Until now, the ability to model complex systems was relegated to those that A, had access to closed systems to visualize complex skeins of data through university or corporate connections or B, had the money required to buy the apps needed to do the modeling, something many of us are loathe to do, especially if one is a dabbler like yours truly who has always wanted to create outrageous visualizations on the cheap but could not but now can thanks to Gephi, an open source visualization platform given to the world by Stamford University and touted by Google in their Summer of Code program, a place for students to contribute code to open source projects intended to enhance visualization endeavors ranging from new approaches to video production to creating new ways to manipulate large data sets while giving the contributors a head start to gainful employment.
As per open source, Gephi runs on Linux, Windows and Mac and is free, something akin to beer but with longer lasting, I think, benefits vs. the imbibing of suds but then again, I can't vouch for that given my affection for hops & barley thanks to in depth guidance from guys like Mike and Murry who know far more then I about the wonderful world of micro brewed beer. :)

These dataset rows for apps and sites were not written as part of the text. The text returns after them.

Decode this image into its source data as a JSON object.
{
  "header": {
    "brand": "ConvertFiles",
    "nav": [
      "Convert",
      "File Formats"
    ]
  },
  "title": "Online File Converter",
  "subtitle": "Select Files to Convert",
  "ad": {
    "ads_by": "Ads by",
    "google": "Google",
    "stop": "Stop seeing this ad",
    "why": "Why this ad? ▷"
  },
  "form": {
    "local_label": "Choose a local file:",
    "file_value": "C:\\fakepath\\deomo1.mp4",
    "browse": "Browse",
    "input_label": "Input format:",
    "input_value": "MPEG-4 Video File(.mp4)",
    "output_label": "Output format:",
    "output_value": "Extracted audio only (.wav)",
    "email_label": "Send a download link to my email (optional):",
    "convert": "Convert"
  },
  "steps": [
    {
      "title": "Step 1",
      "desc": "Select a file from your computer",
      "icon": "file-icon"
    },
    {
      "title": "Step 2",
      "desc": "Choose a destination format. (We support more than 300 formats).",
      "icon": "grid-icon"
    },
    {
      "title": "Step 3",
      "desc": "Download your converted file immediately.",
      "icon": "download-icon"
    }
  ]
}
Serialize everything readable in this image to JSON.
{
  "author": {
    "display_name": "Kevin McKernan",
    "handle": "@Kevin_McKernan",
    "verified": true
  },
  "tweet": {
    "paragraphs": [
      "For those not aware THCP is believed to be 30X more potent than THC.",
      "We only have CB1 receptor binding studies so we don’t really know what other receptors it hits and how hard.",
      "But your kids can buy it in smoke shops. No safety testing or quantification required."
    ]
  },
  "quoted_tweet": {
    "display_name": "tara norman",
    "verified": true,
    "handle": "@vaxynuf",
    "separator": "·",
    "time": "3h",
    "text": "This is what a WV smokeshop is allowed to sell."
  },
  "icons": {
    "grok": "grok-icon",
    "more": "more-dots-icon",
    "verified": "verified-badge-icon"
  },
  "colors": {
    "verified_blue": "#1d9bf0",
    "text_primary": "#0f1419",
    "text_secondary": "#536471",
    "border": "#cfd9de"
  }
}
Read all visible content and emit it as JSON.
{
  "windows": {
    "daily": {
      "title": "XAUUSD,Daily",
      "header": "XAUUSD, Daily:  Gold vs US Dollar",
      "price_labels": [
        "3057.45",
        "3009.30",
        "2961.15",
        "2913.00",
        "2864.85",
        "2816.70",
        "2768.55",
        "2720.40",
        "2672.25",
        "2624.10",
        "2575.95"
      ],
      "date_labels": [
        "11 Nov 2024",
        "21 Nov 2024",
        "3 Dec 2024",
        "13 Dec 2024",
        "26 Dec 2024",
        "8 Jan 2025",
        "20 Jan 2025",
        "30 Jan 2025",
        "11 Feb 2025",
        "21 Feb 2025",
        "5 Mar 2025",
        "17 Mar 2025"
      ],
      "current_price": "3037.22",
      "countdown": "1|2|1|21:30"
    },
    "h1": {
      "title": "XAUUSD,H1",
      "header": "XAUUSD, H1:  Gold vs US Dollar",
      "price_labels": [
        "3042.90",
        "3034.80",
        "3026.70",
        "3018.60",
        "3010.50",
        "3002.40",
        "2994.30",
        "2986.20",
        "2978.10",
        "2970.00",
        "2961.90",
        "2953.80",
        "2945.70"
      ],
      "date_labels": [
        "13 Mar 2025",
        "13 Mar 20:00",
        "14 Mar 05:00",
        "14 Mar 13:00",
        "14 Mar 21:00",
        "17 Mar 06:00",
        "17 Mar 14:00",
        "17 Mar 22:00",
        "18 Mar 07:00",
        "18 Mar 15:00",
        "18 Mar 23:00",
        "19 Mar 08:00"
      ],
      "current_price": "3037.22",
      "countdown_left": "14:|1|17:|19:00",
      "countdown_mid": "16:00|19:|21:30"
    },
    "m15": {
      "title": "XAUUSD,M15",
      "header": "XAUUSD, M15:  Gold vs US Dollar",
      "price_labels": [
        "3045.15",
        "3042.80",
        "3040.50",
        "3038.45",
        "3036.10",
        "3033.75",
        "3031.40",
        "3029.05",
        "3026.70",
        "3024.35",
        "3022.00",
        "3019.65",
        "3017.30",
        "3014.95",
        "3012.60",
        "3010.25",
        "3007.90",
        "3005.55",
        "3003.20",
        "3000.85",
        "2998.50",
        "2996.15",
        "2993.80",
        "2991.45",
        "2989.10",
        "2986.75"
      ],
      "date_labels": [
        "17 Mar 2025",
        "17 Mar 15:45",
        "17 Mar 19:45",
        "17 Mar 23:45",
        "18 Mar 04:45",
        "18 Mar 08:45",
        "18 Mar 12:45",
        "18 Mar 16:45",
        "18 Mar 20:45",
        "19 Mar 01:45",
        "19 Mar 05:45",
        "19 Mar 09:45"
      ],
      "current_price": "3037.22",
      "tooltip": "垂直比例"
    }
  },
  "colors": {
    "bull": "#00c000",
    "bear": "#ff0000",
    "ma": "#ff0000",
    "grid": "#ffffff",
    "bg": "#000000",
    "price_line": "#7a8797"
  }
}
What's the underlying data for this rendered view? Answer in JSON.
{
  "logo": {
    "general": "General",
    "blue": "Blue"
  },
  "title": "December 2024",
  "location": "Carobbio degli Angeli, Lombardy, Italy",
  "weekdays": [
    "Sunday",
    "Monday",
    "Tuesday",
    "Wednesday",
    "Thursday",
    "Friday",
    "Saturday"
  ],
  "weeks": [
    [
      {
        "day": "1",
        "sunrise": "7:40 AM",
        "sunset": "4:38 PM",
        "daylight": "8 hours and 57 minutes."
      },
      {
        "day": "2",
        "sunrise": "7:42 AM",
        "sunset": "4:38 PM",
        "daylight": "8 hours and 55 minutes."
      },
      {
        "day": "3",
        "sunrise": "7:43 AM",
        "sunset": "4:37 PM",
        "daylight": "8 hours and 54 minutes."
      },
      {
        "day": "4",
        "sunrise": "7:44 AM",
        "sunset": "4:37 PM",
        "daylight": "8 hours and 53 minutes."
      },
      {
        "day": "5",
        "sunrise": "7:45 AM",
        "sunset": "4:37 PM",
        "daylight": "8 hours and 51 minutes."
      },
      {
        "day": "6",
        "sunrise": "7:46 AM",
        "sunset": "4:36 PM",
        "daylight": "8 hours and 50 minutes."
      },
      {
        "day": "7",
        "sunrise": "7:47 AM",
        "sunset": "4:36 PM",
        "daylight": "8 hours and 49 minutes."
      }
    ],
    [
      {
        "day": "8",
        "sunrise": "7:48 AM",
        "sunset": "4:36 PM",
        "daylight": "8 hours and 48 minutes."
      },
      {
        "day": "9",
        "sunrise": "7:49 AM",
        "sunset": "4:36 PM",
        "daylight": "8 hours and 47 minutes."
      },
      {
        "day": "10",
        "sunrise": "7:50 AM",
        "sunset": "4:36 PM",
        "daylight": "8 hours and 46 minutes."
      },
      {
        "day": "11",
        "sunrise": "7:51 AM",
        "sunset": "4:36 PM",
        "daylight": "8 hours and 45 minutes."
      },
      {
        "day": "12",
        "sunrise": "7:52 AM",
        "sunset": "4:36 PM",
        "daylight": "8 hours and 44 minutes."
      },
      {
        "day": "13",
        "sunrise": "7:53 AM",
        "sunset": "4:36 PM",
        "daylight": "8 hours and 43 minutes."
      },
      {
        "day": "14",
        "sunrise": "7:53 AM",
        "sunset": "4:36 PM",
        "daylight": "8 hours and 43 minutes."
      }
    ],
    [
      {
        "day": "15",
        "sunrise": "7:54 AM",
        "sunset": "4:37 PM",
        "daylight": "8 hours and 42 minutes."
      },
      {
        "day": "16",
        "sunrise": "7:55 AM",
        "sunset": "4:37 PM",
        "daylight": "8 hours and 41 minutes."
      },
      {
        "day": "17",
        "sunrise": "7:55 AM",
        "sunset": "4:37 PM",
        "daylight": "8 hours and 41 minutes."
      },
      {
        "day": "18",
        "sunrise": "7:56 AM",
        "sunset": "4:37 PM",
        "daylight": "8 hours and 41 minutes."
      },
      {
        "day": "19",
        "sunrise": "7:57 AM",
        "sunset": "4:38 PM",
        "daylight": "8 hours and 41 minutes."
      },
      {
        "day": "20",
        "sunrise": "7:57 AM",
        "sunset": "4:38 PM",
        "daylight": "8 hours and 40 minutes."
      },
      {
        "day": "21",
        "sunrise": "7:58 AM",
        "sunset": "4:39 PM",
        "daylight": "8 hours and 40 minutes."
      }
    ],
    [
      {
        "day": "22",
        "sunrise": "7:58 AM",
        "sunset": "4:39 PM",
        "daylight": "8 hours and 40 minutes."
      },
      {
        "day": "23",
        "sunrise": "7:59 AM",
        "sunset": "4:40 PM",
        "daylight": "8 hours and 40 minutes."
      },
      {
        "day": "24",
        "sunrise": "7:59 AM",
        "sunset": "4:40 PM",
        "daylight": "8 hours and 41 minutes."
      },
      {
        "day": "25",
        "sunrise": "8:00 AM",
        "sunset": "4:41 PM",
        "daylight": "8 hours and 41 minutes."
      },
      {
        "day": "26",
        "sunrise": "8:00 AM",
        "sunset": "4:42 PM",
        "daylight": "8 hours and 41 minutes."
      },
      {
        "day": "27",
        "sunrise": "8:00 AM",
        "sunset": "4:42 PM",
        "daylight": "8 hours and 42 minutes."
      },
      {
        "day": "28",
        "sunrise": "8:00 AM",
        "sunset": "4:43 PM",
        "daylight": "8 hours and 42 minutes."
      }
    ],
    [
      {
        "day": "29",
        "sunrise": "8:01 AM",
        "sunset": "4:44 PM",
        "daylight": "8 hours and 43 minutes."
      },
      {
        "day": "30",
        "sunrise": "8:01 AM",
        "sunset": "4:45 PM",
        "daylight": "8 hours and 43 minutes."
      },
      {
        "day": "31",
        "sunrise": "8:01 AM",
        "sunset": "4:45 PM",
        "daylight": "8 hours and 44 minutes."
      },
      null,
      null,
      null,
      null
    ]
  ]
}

Enjoy. I know I will. :)
Saturday, June 04, 2011
Friday, June 03, 2011
This is an important book. Eloquent, practical and available as a freebie in PDF, MacKay gives practical info about sustainable energy without, thank god, bloviator commentary, the curse of corporate controlled network "news". With Global Warming now going into it's first phase transition, the need to actually do something of consequence about the unnamed 800lb gorilla residing in the living room of the world is nigh. Give it a read, your life may depend on it.
End of rant.